He lifted himself out of the lounge, causing a shooting pain across his chest. He looked down. Hours spent baking in the Riviera sun burned a neon red “V” into his exposed skin.
An echoing hum of human voices resonated from the city. Adam left the beach for the main road, Promenade des Anglais. A Toyota Land Cruiser screeched around the corner with five men joyfully singing and waving the French flag. One of the men gave Adam the thumbs up while another drunkenly screamed in French. The Toyota and its passengers vanished, turning down a residential street, their revelry blending into the city.
A beat-up BMW 316 blasting electronic dance music stopped on the opposite side of the Promenade. All its windows were down revealing two early twenties female passengers dancing in the back while drinking from a magnum of champagne. The driver, a similarly aged male, turned the volume down on his car stereo and called to Adam. “You American? Come on. Come. We won.”
“Won what?” Adam asked holding his unopened beer.
“The match. The match. Come drink with us,” the driver insisted.
“Can you take me to my hotel? I can maybe come with you for a little bit, but I really need to get back.”
“After. Come on.” The driver reached over the passenger seat and opened the door.
Adam slid into the seat. “How’d you know I’m American?”
The driver dropped the BMW into gear and sped down the beach side drive. “You don’t look right. It’s not hard.”
One of the women behind Adam offered the bottle of champagne. He took a good swallow, feeling the dry bubbles on the back of his throat before returning the bottle to the rear seat. “I’m staying at the Hotel Universe. You know it?”
“No problem.” The driver said as he drove in the opposite direction. “These are my sisters. It’s a big night in France. We won, you know.”
Adam looked over his companions. All three bore the same dark brunette hair and angular nose. “Yes, you said you won.”
“This car, is good. It’s very fast. Would you like to see?”
“I’m not really sure I know what’s going on here,” Adam confessed.
The driver ignored his passenger, “The car.”
“Fine, yes, let’s see it go fast.”
The BMW picked up speed as the driver shifted gears. The driver turned the volume of the music back to its original level. Each side street crawled with football fans carrying national pride.
“See?” said the driver. “One-hundred-forty, see?”
“I see, yes,” Adam played along in the driver’s enthusiasm. “Very good.”
The BMW slowed and turned off the Promenade towards the center of the city. One of the girls in the back said something to the driver in French. Then both the girls climbed up so they sat on their respective window frames. At every collection of football fans the car passed, the women cried out in unison. “Whoooo!” The crowd cheered in response.

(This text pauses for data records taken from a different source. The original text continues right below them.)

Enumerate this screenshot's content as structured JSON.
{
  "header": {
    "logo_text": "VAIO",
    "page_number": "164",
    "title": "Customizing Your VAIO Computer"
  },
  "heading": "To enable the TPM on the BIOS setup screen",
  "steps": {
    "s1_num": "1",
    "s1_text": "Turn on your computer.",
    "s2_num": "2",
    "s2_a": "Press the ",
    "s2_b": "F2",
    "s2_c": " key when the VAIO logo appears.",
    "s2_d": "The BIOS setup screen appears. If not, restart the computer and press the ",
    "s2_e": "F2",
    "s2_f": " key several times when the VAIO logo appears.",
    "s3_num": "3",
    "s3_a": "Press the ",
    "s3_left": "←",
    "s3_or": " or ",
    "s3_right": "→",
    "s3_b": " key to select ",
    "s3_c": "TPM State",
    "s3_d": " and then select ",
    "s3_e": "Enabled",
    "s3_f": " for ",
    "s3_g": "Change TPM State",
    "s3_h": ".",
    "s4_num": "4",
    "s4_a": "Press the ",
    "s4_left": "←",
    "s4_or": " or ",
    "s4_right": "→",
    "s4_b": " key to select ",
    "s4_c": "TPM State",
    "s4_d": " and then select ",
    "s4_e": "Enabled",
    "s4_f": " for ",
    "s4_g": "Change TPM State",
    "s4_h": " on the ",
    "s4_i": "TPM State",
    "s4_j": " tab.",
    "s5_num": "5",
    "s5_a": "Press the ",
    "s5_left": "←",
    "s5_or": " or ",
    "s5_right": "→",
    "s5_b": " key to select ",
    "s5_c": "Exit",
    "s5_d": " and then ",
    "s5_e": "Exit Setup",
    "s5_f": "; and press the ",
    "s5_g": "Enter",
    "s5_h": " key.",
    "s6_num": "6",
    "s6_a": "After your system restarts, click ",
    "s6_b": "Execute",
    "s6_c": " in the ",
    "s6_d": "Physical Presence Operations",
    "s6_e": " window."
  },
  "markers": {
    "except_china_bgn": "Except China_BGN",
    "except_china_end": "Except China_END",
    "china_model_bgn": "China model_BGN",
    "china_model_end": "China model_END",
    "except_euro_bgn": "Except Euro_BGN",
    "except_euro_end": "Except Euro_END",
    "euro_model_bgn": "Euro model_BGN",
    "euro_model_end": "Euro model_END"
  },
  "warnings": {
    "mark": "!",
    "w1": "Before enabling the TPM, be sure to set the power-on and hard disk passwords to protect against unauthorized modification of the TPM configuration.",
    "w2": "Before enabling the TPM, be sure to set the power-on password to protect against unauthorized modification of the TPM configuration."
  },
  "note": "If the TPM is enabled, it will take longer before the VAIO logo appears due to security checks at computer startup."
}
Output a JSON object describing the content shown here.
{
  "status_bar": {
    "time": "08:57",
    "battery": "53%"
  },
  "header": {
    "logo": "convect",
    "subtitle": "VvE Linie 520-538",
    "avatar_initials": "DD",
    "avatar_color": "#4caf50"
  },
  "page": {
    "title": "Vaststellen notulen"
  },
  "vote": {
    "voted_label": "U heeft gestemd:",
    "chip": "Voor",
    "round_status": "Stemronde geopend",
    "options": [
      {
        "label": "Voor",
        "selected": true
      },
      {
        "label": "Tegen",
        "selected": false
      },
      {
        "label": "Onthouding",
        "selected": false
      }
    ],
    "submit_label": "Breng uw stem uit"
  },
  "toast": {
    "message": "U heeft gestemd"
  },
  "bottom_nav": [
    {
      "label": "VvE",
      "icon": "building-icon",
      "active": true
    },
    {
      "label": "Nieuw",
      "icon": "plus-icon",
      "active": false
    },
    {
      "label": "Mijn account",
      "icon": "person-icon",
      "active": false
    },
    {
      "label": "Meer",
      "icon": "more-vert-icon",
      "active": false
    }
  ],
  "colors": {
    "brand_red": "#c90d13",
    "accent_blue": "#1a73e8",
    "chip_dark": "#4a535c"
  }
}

“Are you taking me back now?” Adam worried he made the wrong decision getting into the car.
“Yes, but we celebrate more first. We won. You don’t understand, but we won.”
“I do understand that you won. It’s great. I’m just tired and my girlfriend is at the hotel.”
“Drink the beer.” The driver ordered.
“The beer, you are holding it but not drinking. Drink the beer.”
“We aren’t going back to the hotel, are we?”
The driver turned his head locking eyes with Adam. “We celebrate.”
“Whoooo!” shouted the women.
The BMW continued on its meandering course though Nice. Streetlights cast uneven shadows in the interior of the car. Adam wondered what Claire was going to say when he did finally get back to the hotel.
*Joshua Swainston has worked as a mechanic, merchant sailor, courier, loan shark, club promoter, Ryder truck rental agent, MC Donald’s grill cook, taxi driver, valet, coffee roaster, wine distributor, psychologist assistant, UPS man, Disney Store stock boy, and played Santa Clause. His short stories and flash fiction are printed in Out of the Gutter, The Frist Line, Revolt Daily as well as others. His self-published novel, The Tacoma Pill Junkies, was released in February of 2013 and can be found at tacomapilljunkies.com.